Real-Time Production Analytics
With the internet of things gaining traction and more and more businesses getting more data driven in their decisions, it has given rise to the industrial internet of things. The output of which results in the ability to perform real-time analysis on key problem areas and solve issues as they arise.
The practical deployment of industrial internet of things has been a bit of a dark art and not achievable for many, as business have legacy technology and equipment that is not quite geared for modern internet driven analytics, cost and technical resource barriers also inhibit businesses from leveraging the power of real-time inter-connected analysis.
Modern developments in PLC to TCP/IP interfaces have allowed older technology and existing investments in PLC technology to be brought into the modern ethernet age by allowing real-time data to be easily populated and streamed into databases for analysis.
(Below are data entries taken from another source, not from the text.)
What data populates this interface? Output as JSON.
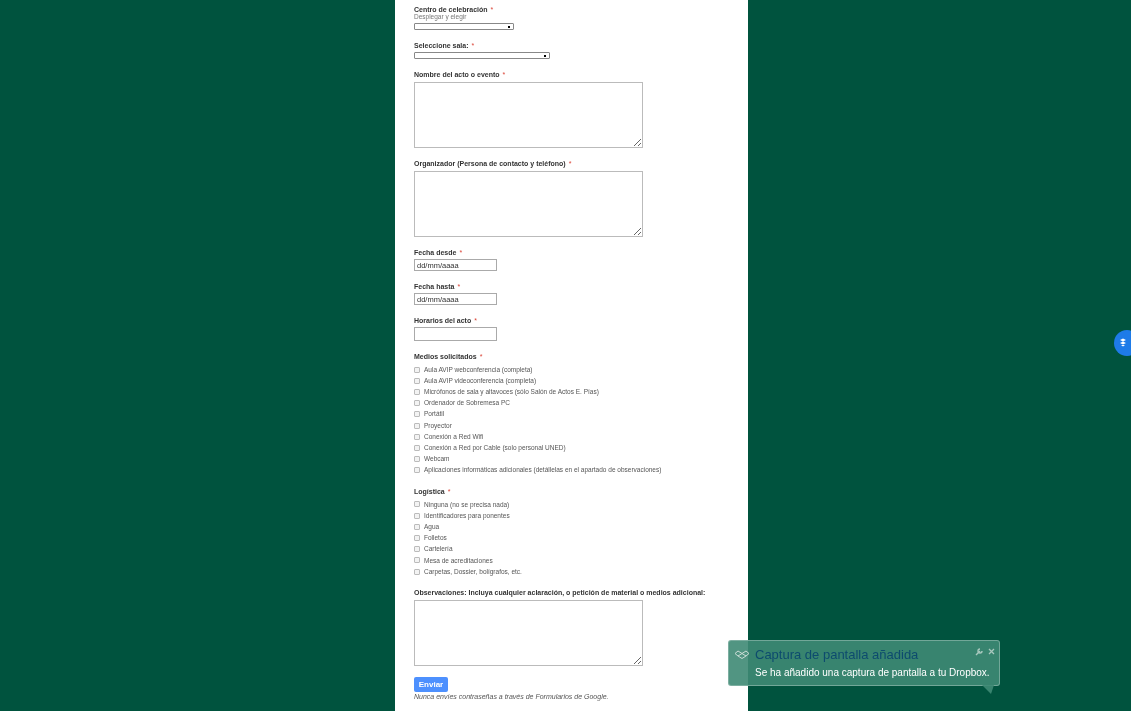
{
  "form": {
    "fields": [
      {
        "kind": "select",
        "label": "Centro de celebración",
        "required_mark": "*",
        "hint": "Desplegar y elegir"
      },
      {
        "kind": "select",
        "label": "Seleccione sala:",
        "required_mark": "*"
      },
      {
        "kind": "textarea",
        "label": "Nombre del acto o evento",
        "required_mark": "*"
      },
      {
        "kind": "textarea",
        "label": "Organizador (Persona de contacto y teléfono)",
        "required_mark": "*"
      },
      {
        "kind": "text",
        "label": "Fecha desde",
        "required_mark": "*",
        "value": "dd/mm/aaaa"
      },
      {
        "kind": "text",
        "label": "Fecha hasta",
        "required_mark": "*",
        "value": "dd/mm/aaaa"
      },
      {
        "kind": "text",
        "label": "Horarios del acto",
        "required_mark": "*"
      },
      {
        "kind": "checkboxes",
        "label": "Medios solicitados",
        "required_mark": "*",
        "options": [
          {
            "label": "Aula AVIP webconferencia (completa)",
            "checked": false
          },
          {
            "label": "Aula AVIP videoconferencia (completa)",
            "checked": false
          },
          {
            "label": "Micrófonos de sala y altavoces (sólo Salón de Actos E. Pías)",
            "checked": false
          },
          {
            "label": "Ordenador de Sobremesa PC",
            "checked": false
          },
          {
            "label": "Portátil",
            "checked": false
          },
          {
            "label": "Proyector",
            "checked": false
          },
          {
            "label": "Conexión a Red Wifi",
            "checked": false
          },
          {
            "label": "Conexión a Red por Cable (solo personal UNED)",
            "checked": false
          },
          {
            "label": "Webcam",
            "checked": false
          },
          {
            "label": "Aplicaciones informáticas adicionales (detállelas en el apartado de observaciones)",
            "checked": false
          }
        ]
      },
      {
        "kind": "checkboxes",
        "label": "Logística",
        "required_mark": "*",
        "options": [
          {
            "label": "Ninguna (no se precisa nada)",
            "checked": false
          },
          {
            "label": "Identificadores para ponentes",
            "checked": false
          },
          {
            "label": "Agua",
            "checked": false
          },
          {
            "label": "Folletos",
            "checked": false
          },
          {
            "label": "Cartelería",
            "checked": false
          },
          {
            "label": "Mesa de acreditaciones",
            "checked": false
          },
          {
            "label": "Carpetas, Dossier, bolígrafos, etc.",
            "checked": false
          }
        ]
      },
      {
        "kind": "textarea",
        "label": "Observaciones: Incluya cualquier aclaración, o petición de material o medios adicional:"
      }
    ],
    "submit": "Enviar",
    "footer": "Nunca envíes contraseñas a través de Formularios de Google."
  },
  "notification": {
    "title": "Captura de pantalla añadida",
    "message": "Se ha añadido una captura de pantalla a tu Dropbox."
  }
}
Allowing all businesses to start exploring the realm of the industrial internet of things.
The business benefits of leveraging the industrial internet of things is the ability to provide a feedback loop that directly impacts changes within the production environment in order to reduce variance, equipment downtime and measure productivity changes. An example of which is measuring the volume variance of packing equipment within the tile adhesive environment which has a direct impact on ISO quality requirements and ensuring customer satisfaction through strict specifications.
So how do we measure production variance in real-time and what are some of the outputs we can expect. The first decisions to be made are over how many samples do we want the variance to be measured and in what intervals do we spread our specifications.
Example: We have one machine that can pack one bag of 20kgs every 5-9 seconds and we would like to measure how many bags fall within a certain specification range ie 19.0 kg – 19.2 kg or 21.00kg – 21.20 kg over the last 30 bags and if indeed we have a normal distribution around our required specification of 20kgs per bag.
Building a data model within OQLIS would looks like this.
SELECT A.Row, A.BagWeight, A.BagWeight AS "Bag Weight Min", A.BagWeight AS "Bag Weight Max", A.BagWeight AS "bag Weight AVG", A.DateTime, A.BagCountSequence, A.PackerHead, A.LowerBound, A.UpperBound, A.Closest50gram AS "Bag Weight Closest 50 grams" FROM (SELECT ROW_NUMBER() OVER (PARTITION BY PackerHead ORDER BY DateTime DESC) AS Row, PHT.BagWeight, PHT.DateTime, PHT.BagCountSequence, PHT.PackerHead, 19.8 AS LowerBound, 20.4 AS UpperBound, CASE WHEN BagWeight <= 19.8 THEN -1 WHEN BagWeight >= 20.4 THEN -1 ELSE 0 END AS InBounds, ROUND(PHT.BagWeight / 5, 2) * 5 AS Closest50gram FROM PackerHeads PHT) AS A WHERE Row <= 30 AND A.BagWeight > 0
Exploring this data model through OQLIS and plotting the data for each machine with upper and lower bounds will give us an instant visual indication of where the sample results are trending.
Adding a chart for each machine to the dashboard will allow to view the detail of each machines performance over a given sample size.
Which will allow real-time access to statistics all within the production environment allowing a constant feedback loop on key data and allowing fast resolution of any issues that may creep up.
If you want to enable real-time analytics across your data contact firstname.lastname@example.org.